Some 31 black and white photographs are in view. They were all taken in India, portraying faces of Indian laborers while doing different works. The collection is part of the Silk Road project that includes photographs taken from other countries along this ancient route. They photographs will be publish in a new book by Roozane, who is also a cinematographer.
Earlier, Roozane had organized a similar photography exhibition in Buenos Aires, Argentina. His new exhibition will run until May 10 at the A Gallery on No 7, Arshad Alley, Azodi St. Karimkhan St, Tehran.
A statement by A Gallery reads: In the Labourers’ Portraits collection, the photographer visits those who would generally not have a chance to be presented as individuals. These people are mostly viewed in painting and photography in group portraits. A worker’s life is not often treated as private. Even the sympathetic observer dismisses his individual social existence as something lost in the struggle for subsistence. These workers are often a collective subject seen as cogs in the industrial clockwork or masses of social protest.

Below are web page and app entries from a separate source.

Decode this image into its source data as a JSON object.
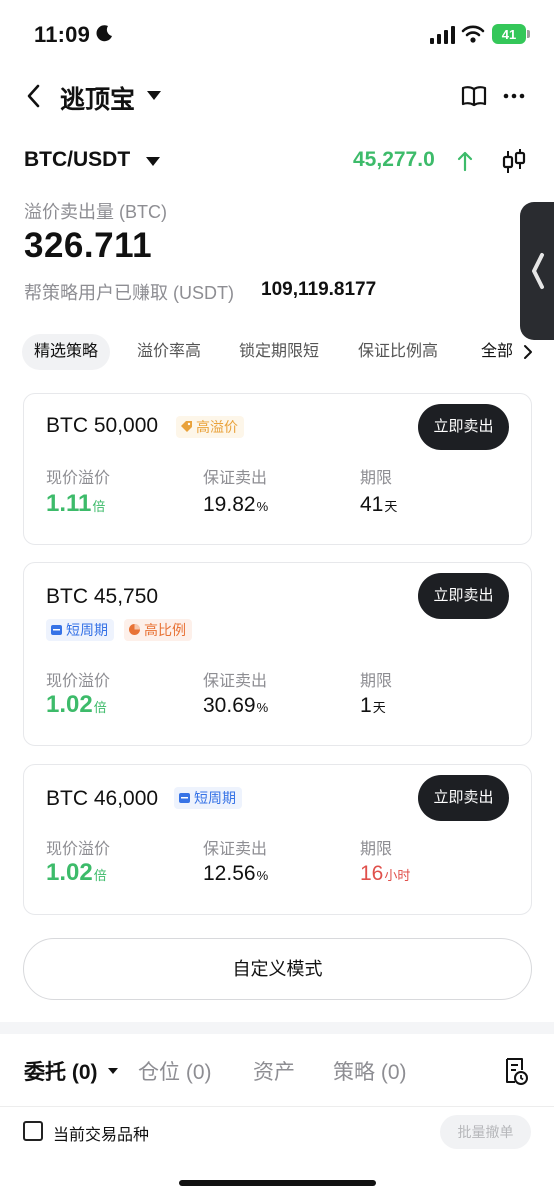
{
  "status_bar": {
    "time": "11:09",
    "battery": "41"
  },
  "header": {
    "title": "逃顶宝"
  },
  "pair": {
    "name": "BTC/USDT",
    "price": "45,277.0"
  },
  "metrics": {
    "label": "溢价卖出量 (BTC)",
    "value": "326.711",
    "earned_label": "帮策略用户已赚取 (USDT)",
    "earned_value": "109,119.8177"
  },
  "filters": [
    "精选策略",
    "溢价率高",
    "锁定期限短",
    "保证比例高",
    "全部"
  ],
  "cards": [
    {
      "title": "BTC 50,000",
      "tags": [
        "高溢价"
      ],
      "button": "立即卖出",
      "col1_label": "现价溢价",
      "col1_value": "1.11",
      "col1_unit": "倍",
      "col2_label": "保证卖出",
      "col2_value": "19.82",
      "col2_unit": "%",
      "col3_label": "期限",
      "col3_value": "41",
      "col3_unit": "天"
    },
    {
      "title": "BTC 45,750",
      "tags": [
        "短周期",
        "高比例"
      ],
      "button": "立即卖出",
      "col1_label": "现价溢价",
      "col1_value": "1.02",
      "col1_unit": "倍",
      "col2_label": "保证卖出",
      "col2_value": "30.69",
      "col2_unit": "%",
      "col3_label": "期限",
      "col3_value": "1",
      "col3_unit": "天"
    },
    {
      "title": "BTC 46,000",
      "tags": [
        "短周期"
      ],
      "button": "立即卖出",
      "col1_label": "现价溢价",
      "col1_value": "1.02",
      "col1_unit": "倍",
      "col2_label": "保证卖出",
      "col2_value": "12.56",
      "col2_unit": "%",
      "col3_label": "期限",
      "col3_value": "16",
      "col3_unit": "小时"
    }
  ],
  "custom_button": "自定义模式",
  "bottom_tabs": [
    "委托 (0)",
    "仓位 (0)",
    "资产",
    "策略 (0)"
  ],
  "filter_current": "当前交易品种",
  "batch_cancel": "批量撤单",
  "colors": {
    "green": "#3dbb6a",
    "red": "#e0504b",
    "dark_button": "#1d1f23"
  }
}
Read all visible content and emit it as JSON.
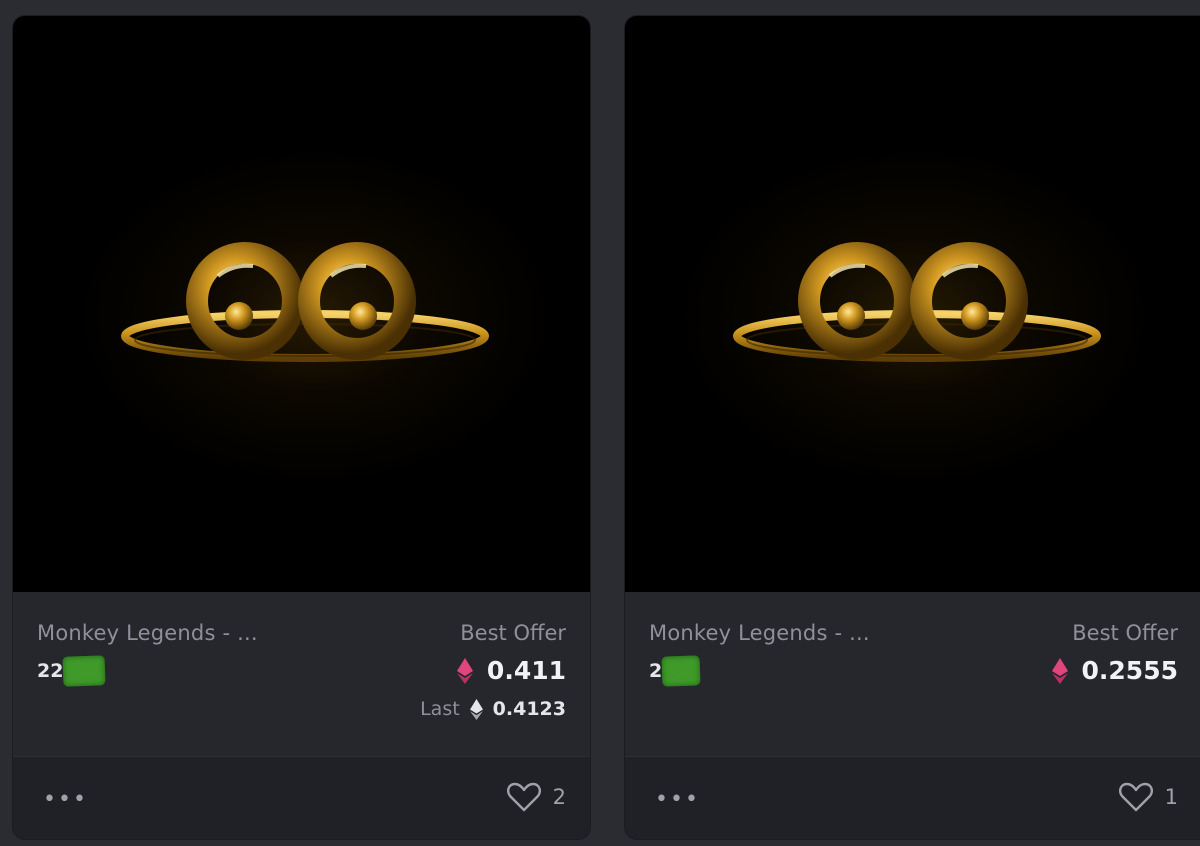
{
  "colors": {
    "background": "#2b2c31",
    "card": "#26272c",
    "price_eth_icon": "#e0457b",
    "last_eth_icon": "#e6e6ea",
    "redaction": "#3f9a2a"
  },
  "cards": [
    {
      "collection": "Monkey Legends - ...",
      "token_id_visible": "22",
      "best_offer_label": "Best Offer",
      "price_icon": "eth-diamond-icon",
      "price": "0.411",
      "last_label": "Last",
      "last_icon": "eth-diamond-icon",
      "last_price": "0.4123",
      "more_icon": "more-dots-icon",
      "more_label": "•••",
      "like_icon": "heart-icon",
      "likes": "2"
    },
    {
      "collection": "Monkey Legends - ...",
      "token_id_visible": "2",
      "best_offer_label": "Best Offer",
      "price_icon": "eth-diamond-icon",
      "price": "0.2555",
      "more_icon": "more-dots-icon",
      "more_label": "•••",
      "like_icon": "heart-icon",
      "likes": "1"
    }
  ]
}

The present collection aspires to record, through the photographer’s lens, the works and moments of these workers. They have been denied even the modern industrial setting in the post-industrial realm. These are the profiles of workers of small shops, dated modes of production and suchlike, whose fate and works are quite peculiarly entangled. The photographer narrates the story of bodies over which images of laborers have been engraved: a space where the subject’s physique is exposed not as the familiar portrait of ancient mythical characters nor the aesthetic form of the modern model parading the pride and supremacy of the human creature, rather as a narrative so overly familiar, it has become invisible: that of the worker.